  1. Satomura, K., Kitamura, T., Kawamura, T., et al. (2005). Prevention of upper respiratory tract infections by gargling: a randomized trial. American Journal of Preventive Medicine, 29(4), 302-307.
  1. Mayo Clinic Staff. (March 14, 2018). Cold remedies: What works, what doesn’t, what can’t hurt. Retrieved from: Mayo Clinic

Killer, S. C., Blannin, A. K., Jeukendrup, A. K. (2014). No Evidence of Dehydration with Moderate Daily Coffee Intake: A Counterbalanced Cross-Over Study in a Free-Living Population. Plos One, 9(1), 84-154.

Smith, A., Thomas, M., Perry, K., et al. (1997). Caffeine and the Common Cold. Journal of Psychopharmacology, 11(4), 319-324.

  1. Cohen, S., Doyle W. J., Alper, C. M., et al. (2009). Sleep Habits and Susceptibility to the Common Cold.

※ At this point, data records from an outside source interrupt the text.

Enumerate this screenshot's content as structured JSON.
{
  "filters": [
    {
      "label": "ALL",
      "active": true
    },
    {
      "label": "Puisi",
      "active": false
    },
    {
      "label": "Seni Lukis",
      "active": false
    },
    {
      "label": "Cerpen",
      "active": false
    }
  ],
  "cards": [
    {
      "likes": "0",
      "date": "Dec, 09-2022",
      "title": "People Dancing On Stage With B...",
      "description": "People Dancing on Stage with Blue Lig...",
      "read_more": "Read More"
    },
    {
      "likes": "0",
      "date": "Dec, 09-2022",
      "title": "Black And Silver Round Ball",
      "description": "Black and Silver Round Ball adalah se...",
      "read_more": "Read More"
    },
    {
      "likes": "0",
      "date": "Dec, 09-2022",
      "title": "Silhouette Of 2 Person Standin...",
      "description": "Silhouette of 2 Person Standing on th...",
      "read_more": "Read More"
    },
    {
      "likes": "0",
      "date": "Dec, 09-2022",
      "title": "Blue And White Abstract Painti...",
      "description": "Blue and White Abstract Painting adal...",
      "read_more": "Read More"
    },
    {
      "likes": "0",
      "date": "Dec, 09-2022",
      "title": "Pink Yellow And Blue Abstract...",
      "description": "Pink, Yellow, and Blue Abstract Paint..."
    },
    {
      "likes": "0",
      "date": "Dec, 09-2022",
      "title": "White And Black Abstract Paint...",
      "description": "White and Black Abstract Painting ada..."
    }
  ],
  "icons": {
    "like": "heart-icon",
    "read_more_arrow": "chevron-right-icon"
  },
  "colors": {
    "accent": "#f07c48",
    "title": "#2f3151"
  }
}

JAMA Internal Medicine, 169(1), 62-67.
  1. Segerstrom, S.C., Miller, G. E. (2006) Psychological Stress and the Human Immune System: A Meta-Analytic Study of 30 Years of Inquiry. Psycho Bull, 140(6), 601-630.

Holzel, B. K., Lazar, S. W., Gard, T., Schuman-Olivier, Z., Vago, D. R., Ulrich, O. (2011). How Does Mindfulness Meditation Work? Proposing Mechanisms of Action From a Conceptual and Neural Perspective. Perspectives on Psychological Science, 6(6), 537-559.

  1. Segerstrom, S.C., Sephton, S.E. (2010). Optimistic Expectancies and Cell-Mediated Immunity: The Role of Positive Affect. Psychological Science, 21(3).
  1. Rennard, B.O. Erti, R.F., Gossman, G. L., et al. (2000). Chicken soup inhibits neutrophil chemotaxis in vitro. Chest, 118(4), 1150-1157.
  1. Harvard Health Publishing. (April 30, 2018). Fever in adults. Retrieved from: Harvard Health Edu
  1. Aiello, A.E., Coulborn, R.M., Perez, V., et al. (2008). Effect of hand hygiene on infectious disease risk in the community setting: a meta-analysis. American Journal of Public Health, 8(8), 1372-1378.

Burton, M., Cobb, E., Donachie, P., et al. (2011). The effect of handwashing with water or soap on bacterial contamination of hands. International Journal of Environmental Research and Public Health, 8(1), 97-104. 

Centers for Disease Control and Prevention. (October 2, 2018). Show me the science: How to wash your hands. Retrieved from: CDC Website

  1. Centers for Disease Control and Prevention. (September 18, 2018). Flu Symptoms and Complications. Retrieved from: CDC Website

Centers for Disease Control and Prevention. (February 12, 2018). Common Colds: Protect Yourself and Others. Retrieved from: CDC Website

Continue reading